There is strict government guidance on in-person viewings which should be followed at all costs. No open house viewings are allowed, visits must be made by appointment only, all internal doors should be opened where possible and owners should vacate for the duration of the viewing.

Everyone should wash their hands before and after the viewing, everything should be thoroughly cleaned, and many agents will be encouraging the use of Personal Protective Equipment (PPE) during interactions with clients.

For agents wishing to open branches, strict social distancing measures must be in place, including ensuring all visits are on an appointment-only basis and ensuring staff can socially distance in the workplace. 

Employers can also encourage staggered work times, working in shifts, making sure desks are two metres apart, only allowing a certain number of people in the office at one time and putting down markers to everyone keeps apart as much as possible.

Another safety measure you can take is handling all documents electronically. As with paper documents, you should ensure that all electronic documents are recorded and backed up, while adhering to GDPR rules.

With guidance that in-person viewings should only take place with the most serious prospective movers, qualifying applicants will be even more important in the coming months. This is where virtual viewings come in handy, maximising safety and potentially saving you valuable time.

Agents must also remember that there are certain groups who shouldn't be moving home. Anyone self-isolating with symptoms of coronavirus shouldn’t be having any contact with others and you should work with them to amicably arrange a date in the future when all parties are well.

As well as the physical wellbeing of your staff, it's also important to consider their mental health.

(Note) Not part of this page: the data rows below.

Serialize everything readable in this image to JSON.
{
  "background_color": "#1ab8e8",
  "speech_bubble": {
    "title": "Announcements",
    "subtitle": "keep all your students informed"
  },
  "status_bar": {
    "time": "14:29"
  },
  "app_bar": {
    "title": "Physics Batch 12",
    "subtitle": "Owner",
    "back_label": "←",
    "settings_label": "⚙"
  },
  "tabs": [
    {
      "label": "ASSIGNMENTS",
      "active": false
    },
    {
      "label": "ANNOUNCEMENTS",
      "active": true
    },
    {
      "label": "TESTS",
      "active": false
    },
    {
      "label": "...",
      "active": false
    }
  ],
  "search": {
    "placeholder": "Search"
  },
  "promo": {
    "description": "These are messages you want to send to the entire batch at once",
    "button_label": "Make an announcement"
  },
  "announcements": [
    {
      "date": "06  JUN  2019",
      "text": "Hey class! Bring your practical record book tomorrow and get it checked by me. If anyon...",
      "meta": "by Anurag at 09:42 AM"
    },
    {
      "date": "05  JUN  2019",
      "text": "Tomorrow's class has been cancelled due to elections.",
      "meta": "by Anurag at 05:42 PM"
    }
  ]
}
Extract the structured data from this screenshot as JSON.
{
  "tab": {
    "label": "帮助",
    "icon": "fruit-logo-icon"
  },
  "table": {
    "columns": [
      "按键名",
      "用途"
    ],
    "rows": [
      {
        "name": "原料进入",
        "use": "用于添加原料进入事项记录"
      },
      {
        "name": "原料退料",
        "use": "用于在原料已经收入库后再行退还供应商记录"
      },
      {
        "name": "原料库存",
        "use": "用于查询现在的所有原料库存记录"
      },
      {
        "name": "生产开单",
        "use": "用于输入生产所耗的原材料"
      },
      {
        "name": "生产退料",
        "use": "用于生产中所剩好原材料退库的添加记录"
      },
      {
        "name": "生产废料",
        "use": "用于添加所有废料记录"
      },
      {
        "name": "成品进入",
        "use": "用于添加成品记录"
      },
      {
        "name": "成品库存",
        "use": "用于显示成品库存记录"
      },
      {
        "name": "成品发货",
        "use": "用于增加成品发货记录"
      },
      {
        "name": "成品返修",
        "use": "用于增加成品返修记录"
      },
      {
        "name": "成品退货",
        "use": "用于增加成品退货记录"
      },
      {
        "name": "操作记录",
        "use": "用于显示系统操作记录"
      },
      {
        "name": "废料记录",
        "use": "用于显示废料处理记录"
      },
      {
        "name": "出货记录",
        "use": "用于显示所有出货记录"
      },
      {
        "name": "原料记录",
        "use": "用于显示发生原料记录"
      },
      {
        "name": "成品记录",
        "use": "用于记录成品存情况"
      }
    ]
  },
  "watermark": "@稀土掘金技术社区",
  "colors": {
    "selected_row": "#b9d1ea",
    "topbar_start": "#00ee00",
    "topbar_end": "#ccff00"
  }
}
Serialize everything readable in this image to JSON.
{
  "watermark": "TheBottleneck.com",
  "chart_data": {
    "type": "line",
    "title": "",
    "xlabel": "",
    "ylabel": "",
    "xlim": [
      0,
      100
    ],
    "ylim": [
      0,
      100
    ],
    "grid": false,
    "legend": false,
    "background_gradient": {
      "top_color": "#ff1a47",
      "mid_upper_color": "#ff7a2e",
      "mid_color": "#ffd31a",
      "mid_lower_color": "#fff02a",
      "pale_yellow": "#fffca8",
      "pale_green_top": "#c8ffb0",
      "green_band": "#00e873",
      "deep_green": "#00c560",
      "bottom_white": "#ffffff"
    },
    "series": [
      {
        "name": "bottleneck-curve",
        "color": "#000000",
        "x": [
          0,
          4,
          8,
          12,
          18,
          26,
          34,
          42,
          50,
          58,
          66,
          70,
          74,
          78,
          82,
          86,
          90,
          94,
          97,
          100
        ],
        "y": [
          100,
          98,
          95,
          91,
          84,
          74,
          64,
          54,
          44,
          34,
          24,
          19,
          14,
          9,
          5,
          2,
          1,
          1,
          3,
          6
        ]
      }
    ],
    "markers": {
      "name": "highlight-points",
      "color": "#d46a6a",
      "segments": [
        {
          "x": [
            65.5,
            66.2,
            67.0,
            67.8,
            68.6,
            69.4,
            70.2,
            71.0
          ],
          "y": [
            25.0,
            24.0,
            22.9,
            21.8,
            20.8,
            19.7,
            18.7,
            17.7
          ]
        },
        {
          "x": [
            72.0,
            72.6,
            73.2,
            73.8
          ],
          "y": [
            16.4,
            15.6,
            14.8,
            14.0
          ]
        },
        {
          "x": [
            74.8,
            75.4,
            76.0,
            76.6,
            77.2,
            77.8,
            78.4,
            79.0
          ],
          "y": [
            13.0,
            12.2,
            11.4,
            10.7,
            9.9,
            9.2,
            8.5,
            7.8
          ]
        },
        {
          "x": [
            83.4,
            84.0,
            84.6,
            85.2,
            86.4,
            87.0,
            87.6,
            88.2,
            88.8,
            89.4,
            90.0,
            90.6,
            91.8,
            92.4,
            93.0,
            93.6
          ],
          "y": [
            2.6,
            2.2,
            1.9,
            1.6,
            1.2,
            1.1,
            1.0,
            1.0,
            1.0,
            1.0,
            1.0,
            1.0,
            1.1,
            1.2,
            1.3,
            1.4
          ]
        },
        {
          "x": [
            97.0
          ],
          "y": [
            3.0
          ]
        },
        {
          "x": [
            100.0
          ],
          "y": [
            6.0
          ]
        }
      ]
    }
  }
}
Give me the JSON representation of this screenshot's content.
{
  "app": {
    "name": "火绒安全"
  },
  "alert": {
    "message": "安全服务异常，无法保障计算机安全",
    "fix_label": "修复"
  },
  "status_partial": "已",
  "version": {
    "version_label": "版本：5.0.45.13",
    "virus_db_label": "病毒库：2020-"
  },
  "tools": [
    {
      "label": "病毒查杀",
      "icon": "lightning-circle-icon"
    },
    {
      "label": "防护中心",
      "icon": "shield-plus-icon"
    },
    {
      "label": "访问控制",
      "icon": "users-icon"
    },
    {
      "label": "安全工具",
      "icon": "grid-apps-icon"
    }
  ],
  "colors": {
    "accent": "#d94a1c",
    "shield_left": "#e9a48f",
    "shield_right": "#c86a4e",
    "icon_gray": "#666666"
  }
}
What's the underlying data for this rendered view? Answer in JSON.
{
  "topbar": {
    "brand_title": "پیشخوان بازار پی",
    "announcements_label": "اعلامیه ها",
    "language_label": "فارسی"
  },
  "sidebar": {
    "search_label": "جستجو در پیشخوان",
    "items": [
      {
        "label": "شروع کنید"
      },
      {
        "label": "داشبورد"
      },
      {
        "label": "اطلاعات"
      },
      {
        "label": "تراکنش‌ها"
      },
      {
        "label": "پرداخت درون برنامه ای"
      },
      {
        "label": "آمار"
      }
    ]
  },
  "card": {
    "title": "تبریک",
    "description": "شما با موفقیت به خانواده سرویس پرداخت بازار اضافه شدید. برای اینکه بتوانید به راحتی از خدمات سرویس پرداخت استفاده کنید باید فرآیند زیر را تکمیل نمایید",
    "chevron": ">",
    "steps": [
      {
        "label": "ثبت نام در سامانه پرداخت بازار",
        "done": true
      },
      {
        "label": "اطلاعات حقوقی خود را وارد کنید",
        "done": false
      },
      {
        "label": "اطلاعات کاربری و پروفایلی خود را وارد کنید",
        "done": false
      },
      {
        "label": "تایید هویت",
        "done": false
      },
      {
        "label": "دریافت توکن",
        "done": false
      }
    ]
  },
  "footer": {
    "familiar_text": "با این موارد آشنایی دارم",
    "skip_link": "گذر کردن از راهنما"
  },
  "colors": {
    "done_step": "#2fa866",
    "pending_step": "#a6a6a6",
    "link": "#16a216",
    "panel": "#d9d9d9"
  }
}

Communicating with your team to make sure they are coping during an unsettling time is essential and you should also have appropriate measures in place for any staff returning from furlough.

Communication has been a key theme of the coronavirus crisis. Consumers will remember the brands that kept them updated during lockdown. Now is the time to build on that, providing regular updates, explaining how you will be operating safely and continuing to have open conversations.

Since the property market reopened on May 13, the signs so far are very positive. Lots of pent-up demand has been released and it’s expected that thousands of transactions which were in the pipeline before lockdown will now go through. 

Agents should take advantage of this surge in activity by boosting marketing campaigns, including targeted email sends, Facebook ads, blogs and phone calls and emails to check in with prospects.

A key part of your role over the next few months is rebuilding consumer confidence in the property market. While being honest and transparent, it’s also crucial for you to share positive news and be on hand to discuss clients’ concerns about the 'new normal' and how this affects transactions.

Finally, as lockdown measures continue to be eased, it's a time to think about what we’ve learned during this unprecedented period and how any positives could be put into practice moving forward.

Whether some of your team are more effective working from home, or virtual viewings have been a huge success, now is the time to embrace change. Identifying new-found efficiencies can help agencies to become leaner as we move into a post Covid-19 world.